Saturday, August 14, 2010

Open Wide!

Do other baby boomers remember that awful-tasting potion our mothers religiously gave us in the 1950s called cod liver oil?  To this day, my imagination can pull that experience up from the piles of memories and bring it front stage to where I can taste the stuff, smell the stuff, and still gag on the stuff.

That was back in the days when parents didn't take their kids to doctors unless we were missing a limb or were bleeding so badly there was no alternative but to let us die.  Cod Liver Oil was the elixir that could ward off pretty much most diseases and build strong bones and bodies.  We kids surely didn't have a choice if we wanted to take it or not.  It was a done deal before that despicable squeeze-dropper bottle got itself in the house and was carefully placed up on the second shelf of the kitchen cupboard above our junk drawer.  I can still envision that god-awful brown bottle sitting up there--just waiting to dole out my daily dose of penance.

Boy, hasn't the world changed in a short time!  Can parents today actually force a kid to do something like that?  Without human services coming in and calling it abuse?  Parental guidance was equaled to the guidance of the lord almighty back in the 1950s, and by god, if mother wanted me to take cod liver oil, then the world be damned, this little girl would take it.  Amen.

My kindergarten year, or Primary as it was called back then, I missed 60 days of school, despite the cod liver oil.  Bad tonsils overpowered me, and the oil, and they weren't about to be calmed down with a daily dose of that yuck.  It was then that my parents finally took me to the doctor.  Surgery was immediately scheduled to remove my tonsils and my adenoids.  In a Catholic Hospital, no less, where the halls swarmed with women flitting around in long black dresses, veils, and jingling rosaries in the guise of goodness.   Ether was the anesthetic of choice back then, and I still remember screaming and raising a holy fit on the operating table as the doctors held me down and tried smothering me with that nasty stuff. 

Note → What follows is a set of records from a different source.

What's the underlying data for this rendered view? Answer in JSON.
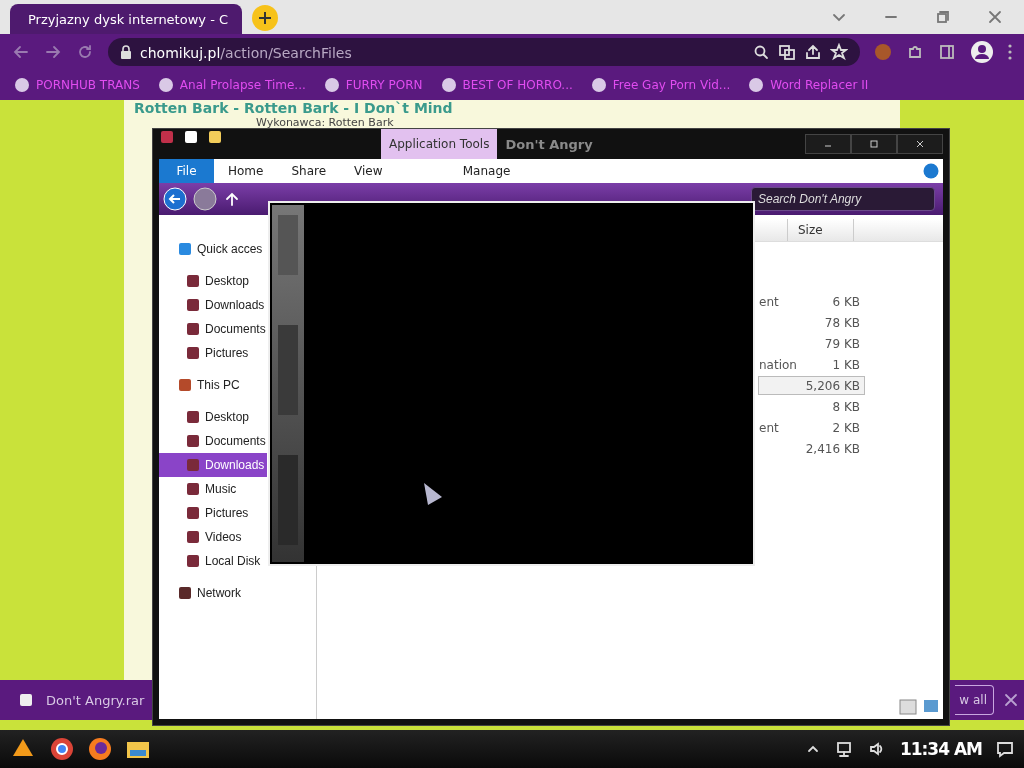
{
  "browser": {
    "tab": {
      "title": "Przyjazny dysk internetowy - C",
      "selected": true
    },
    "url_host": "chomikuj.pl",
    "url_path": "/action/SearchFiles",
    "bookmarks": [
      "PORNHUB TRANS",
      "Anal Prolapse Time...",
      "FURRY PORN",
      "BEST OF HORRO...",
      "Free Gay Porn Vid...",
      "Word Replacer II"
    ]
  },
  "page": {
    "heading": "Rotten Bark - Rotten Bark - I Don`t Mind",
    "artist": "Wykonawca: Rotten Bark"
  },
  "explorer": {
    "title": "Don't Angry",
    "context_tab": "Application Tools",
    "ribbon_tabs": [
      {
        "label": "File",
        "selected": true
      },
      {
        "label": "Home",
        "selected": false
      },
      {
        "label": "Share",
        "selected": false
      },
      {
        "label": "View",
        "selected": false
      },
      {
        "label": "Manage",
        "selected": false
      }
    ],
    "search_placeholder": "Search Don't Angry",
    "nav": [
      {
        "label": "Quick acces",
        "selected": false,
        "children": [
          {
            "label": "Desktop",
            "selected": false
          },
          {
            "label": "Downloads",
            "selected": false
          },
          {
            "label": "Documents",
            "selected": false
          },
          {
            "label": "Pictures",
            "selected": false
          }
        ]
      },
      {
        "label": "This PC",
        "selected": false,
        "children": [
          {
            "label": "Desktop",
            "selected": false
          },
          {
            "label": "Documents",
            "selected": false
          },
          {
            "label": "Downloads",
            "selected": true
          },
          {
            "label": "Music",
            "selected": false
          },
          {
            "label": "Pictures",
            "selected": false
          },
          {
            "label": "Videos",
            "selected": false
          },
          {
            "label": "Local Disk",
            "selected": false
          }
        ]
      },
      {
        "label": "Network",
        "selected": false
      }
    ],
    "size_column": "Size",
    "rows": [
      {
        "type": "ent",
        "size": "6 KB",
        "selected": false
      },
      {
        "size": "78 KB",
        "selected": false
      },
      {
        "size": "79 KB",
        "selected": false
      },
      {
        "type": "nation",
        "size": "1 KB",
        "selected": false
      },
      {
        "size": "5,206 KB",
        "selected": true
      },
      {
        "size": "8 KB",
        "selected": false
      },
      {
        "type": "ent",
        "size": "2 KB",
        "selected": false
      },
      {
        "size": "2,416 KB",
        "selected": false
      }
    ]
  },
  "download_bar": {
    "file": "Don't Angry.rar",
    "show_all": "w all"
  },
  "taskbar": {
    "time": "11:34 AM"
  }
}
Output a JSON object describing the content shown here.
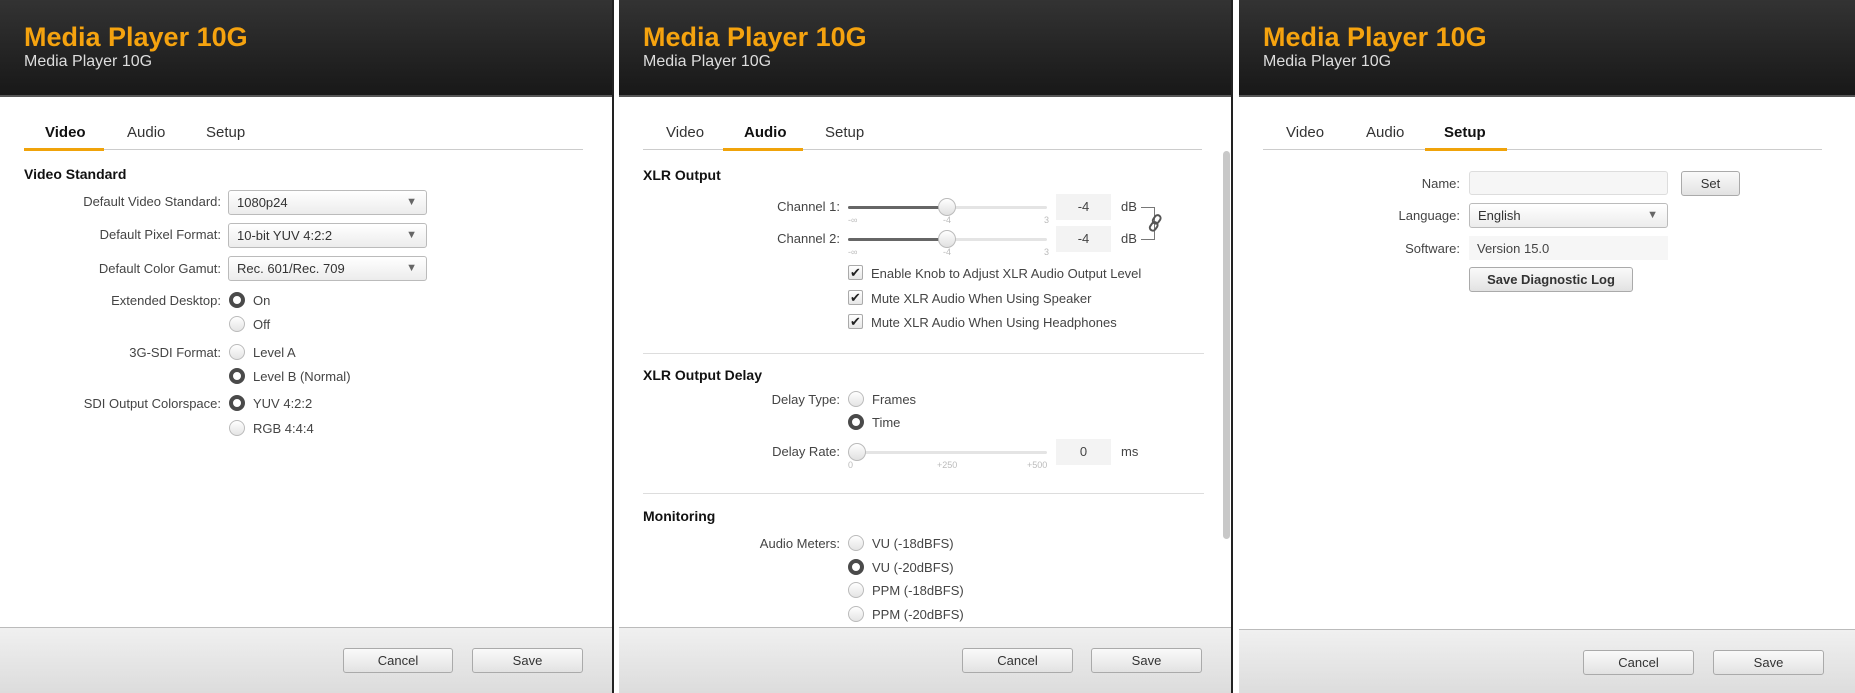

As luck would have it, the Catholic Hospital was jam packed with patients, so after they brought me out of surgery they parked my bed-on-wheels beneath a big statue of the Sacred Heart of Jesus at the end of the hall, with my head facing the statue.  As I was coming out of the anesthetic, I remember being really groggy, and the first thing I saw was Jesus with his arms outstretched in front of me.  I thought I was dead.  Right then and there I started puking up blood and it seemed to me that the entire hospital exploded into a cacophony of clamoring rosary beads and a flock of black bats flying around me. 

We can laugh and make fun of our childhoods and the way our parents raised us, but mine were a loving couple who only wanted the best for their kids.  We were poor as church mice, and my days as a little girl on the farm were mostly unsupervised, and I roamed  around the place like an untamed banshee.  My little feet were so tough.  I walked on stones like it was grass.  I got bit up by bugs, played in the dirt, stomped my bare feet in fresh rain puddles, picked night crawlers for fishing, and helped seine minnows, made mud pies, and accidentally stepped in more than a few fresh green mushy cow pies.  I was given a bath on Saturday nights, and the other nights I remember sitting on the porch cleaning the dirt out between my little toes before bedtime.

Now, after all that, is it any wonder that poor mother felt she needed to shove the cod liver oil into me?